The appearance of Comedy Central’s Stephen Colbert at a congressional hearing on immigrant farm workers was as advertised: he was in the character familiar to viewers of his Monday-Thursday half-hour program.
The hearing was called “Protecting America’s Harvest,” and as usual, Democrats and Republicans had entirely different views on the topic – and they had entirely different views on Colbert’s presence. One thing is for sure, however – Colbert brought the hearing vast amounts of publicity it would never in a million years have gotten otherwise.
And while Republican members generally found his presence to be a distraction, Democrats were no doubt pleased to get the extra attention.
Colbert used his character, which we would describe his idea of a parody of a conservative political talker, to satirize the issue in a way that can only be seen as favorable to the Democratic position.
Acknowledging the controversy on Colbert’s presence at the witness table, House Judiciary Chairman John Conyers (D-MI) actually asked Colbert to leave and rely on his pre-submitted written testimony to make his views on the topic known. Colbert said he was there at the invitation of House Subcommittee on Immigration, Citizenship, Refugees, Border Security, and International Law Chair Zoe Lofgren (D-CA), and would honor her wishes. She said to testify, and Conyers later withdrew his early exit request.
Colbert had worked for one day alongside farm workers as part of a Take Our Jobs event at which he met Lofgren and agreed to later appear on the Hill.
He said that one day of working with fresh produce was enough, concluding, “At this point I break into a cold sweat at the sight of a salad bar.”

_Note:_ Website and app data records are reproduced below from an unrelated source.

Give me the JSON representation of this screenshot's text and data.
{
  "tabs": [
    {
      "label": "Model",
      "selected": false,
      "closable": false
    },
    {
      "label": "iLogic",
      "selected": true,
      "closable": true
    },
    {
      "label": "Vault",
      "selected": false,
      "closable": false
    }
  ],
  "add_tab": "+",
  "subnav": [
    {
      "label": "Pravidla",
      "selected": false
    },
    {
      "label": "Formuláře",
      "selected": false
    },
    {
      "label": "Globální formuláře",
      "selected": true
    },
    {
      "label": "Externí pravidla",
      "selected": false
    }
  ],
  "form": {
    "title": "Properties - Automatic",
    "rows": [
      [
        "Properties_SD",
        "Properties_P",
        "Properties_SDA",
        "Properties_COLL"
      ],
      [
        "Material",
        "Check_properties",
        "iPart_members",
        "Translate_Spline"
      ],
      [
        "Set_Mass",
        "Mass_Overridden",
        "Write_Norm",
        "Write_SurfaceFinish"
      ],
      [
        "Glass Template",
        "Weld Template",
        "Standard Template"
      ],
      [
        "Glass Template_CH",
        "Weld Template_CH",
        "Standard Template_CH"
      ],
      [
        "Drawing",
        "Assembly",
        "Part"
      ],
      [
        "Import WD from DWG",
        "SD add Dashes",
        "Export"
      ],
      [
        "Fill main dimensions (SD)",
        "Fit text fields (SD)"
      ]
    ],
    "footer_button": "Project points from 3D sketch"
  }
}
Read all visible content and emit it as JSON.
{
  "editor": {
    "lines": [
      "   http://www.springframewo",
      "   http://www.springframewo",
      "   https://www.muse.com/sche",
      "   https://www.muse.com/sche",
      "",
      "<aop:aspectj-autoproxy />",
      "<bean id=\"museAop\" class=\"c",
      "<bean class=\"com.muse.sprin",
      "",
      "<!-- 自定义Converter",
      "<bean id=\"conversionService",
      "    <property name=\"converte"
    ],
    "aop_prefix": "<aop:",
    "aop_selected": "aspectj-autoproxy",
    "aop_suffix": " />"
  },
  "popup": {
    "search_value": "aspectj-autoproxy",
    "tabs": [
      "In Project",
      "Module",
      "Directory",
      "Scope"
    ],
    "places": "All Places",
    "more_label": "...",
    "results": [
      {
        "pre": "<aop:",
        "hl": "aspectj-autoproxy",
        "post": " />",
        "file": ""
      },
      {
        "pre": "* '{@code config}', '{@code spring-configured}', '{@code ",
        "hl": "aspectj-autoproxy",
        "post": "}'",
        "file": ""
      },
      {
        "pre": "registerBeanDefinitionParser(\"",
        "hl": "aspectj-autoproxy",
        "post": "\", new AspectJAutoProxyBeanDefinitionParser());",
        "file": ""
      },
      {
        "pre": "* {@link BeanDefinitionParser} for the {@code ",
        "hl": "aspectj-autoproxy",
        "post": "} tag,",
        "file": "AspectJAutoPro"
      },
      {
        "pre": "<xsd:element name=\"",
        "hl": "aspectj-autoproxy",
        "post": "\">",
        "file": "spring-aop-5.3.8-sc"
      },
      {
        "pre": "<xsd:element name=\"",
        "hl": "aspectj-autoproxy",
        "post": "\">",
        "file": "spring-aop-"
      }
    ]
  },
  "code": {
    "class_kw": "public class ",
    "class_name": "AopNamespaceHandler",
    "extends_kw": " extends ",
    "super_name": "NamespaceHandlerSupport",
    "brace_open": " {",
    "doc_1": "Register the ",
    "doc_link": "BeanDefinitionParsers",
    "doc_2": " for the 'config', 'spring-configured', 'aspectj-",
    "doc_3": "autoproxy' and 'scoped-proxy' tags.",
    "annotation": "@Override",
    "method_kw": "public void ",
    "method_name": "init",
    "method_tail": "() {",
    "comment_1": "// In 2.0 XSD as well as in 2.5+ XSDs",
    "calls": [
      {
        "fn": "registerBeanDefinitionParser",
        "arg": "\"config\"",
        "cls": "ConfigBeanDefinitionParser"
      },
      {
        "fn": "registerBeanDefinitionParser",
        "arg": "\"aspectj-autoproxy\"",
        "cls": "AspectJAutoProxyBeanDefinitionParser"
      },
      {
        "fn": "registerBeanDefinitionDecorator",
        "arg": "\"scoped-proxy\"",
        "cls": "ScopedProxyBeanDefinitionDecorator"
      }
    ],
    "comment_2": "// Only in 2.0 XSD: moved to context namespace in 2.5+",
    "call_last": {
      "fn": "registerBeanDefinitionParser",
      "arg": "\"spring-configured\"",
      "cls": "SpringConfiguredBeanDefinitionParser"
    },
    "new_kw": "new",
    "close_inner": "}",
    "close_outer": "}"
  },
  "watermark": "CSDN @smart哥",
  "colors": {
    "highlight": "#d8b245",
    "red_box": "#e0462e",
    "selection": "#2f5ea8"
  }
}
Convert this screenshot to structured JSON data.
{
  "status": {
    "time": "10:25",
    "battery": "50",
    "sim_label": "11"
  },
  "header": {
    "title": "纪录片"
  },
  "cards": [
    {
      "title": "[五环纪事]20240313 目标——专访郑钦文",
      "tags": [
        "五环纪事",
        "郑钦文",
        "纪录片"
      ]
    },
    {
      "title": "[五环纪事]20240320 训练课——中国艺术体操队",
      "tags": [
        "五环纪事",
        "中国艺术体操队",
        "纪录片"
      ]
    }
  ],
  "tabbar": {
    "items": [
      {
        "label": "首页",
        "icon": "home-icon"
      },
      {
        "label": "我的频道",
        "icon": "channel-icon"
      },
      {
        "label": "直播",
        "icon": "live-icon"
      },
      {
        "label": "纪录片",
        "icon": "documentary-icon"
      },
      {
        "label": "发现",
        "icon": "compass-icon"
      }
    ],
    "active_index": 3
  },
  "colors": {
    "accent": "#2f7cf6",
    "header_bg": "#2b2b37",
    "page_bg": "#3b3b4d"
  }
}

Colbert’s oral testimony could easily have been a five-minute segment on his program. His prepared testimony had no relationship to it whatsoever. In fact, it was quite serious. Discussing his decision to accept the offer of UFW leader Arturo Rodriguez to participate in “Take Our Jobs,” he wrote, “As a comedian and satirist, the temptation of subjecting my character to manual labor proved impossible to resist. I offered to be the fourth. Joined by Congresswoman Zoe Lofgren — longtime advocate for farm workers’ rights — I traveled to upstate New York where I spent ten hours picking beans, packing corn, and learning about the stark reality facing American farms and farmers. I learned that many farms are closing, growers are planting less or switching to other crops, and the production of fresh foods and vegetables is moving abroad. I learned that American farmers have moved at least 84,155 acres of production and 22,285 jobs to Mexico, and that between 2007 and 2008, 1.56 million acres of US farmland were shut down. 1.56 million acres is about twice the size of Delaware. At the request of Congresswoman Lofgren, I am here today to share my experience as an entertainer turned migrant worker, and to shed light on what it means to truly take one of the millions of jobs filled by immigrant labor. They say that you truly know a man after you’ve walked a mile in his shoes, and while I have nowhere near the hardships of these struggling immigrants, I have been granted a sliver of insight.”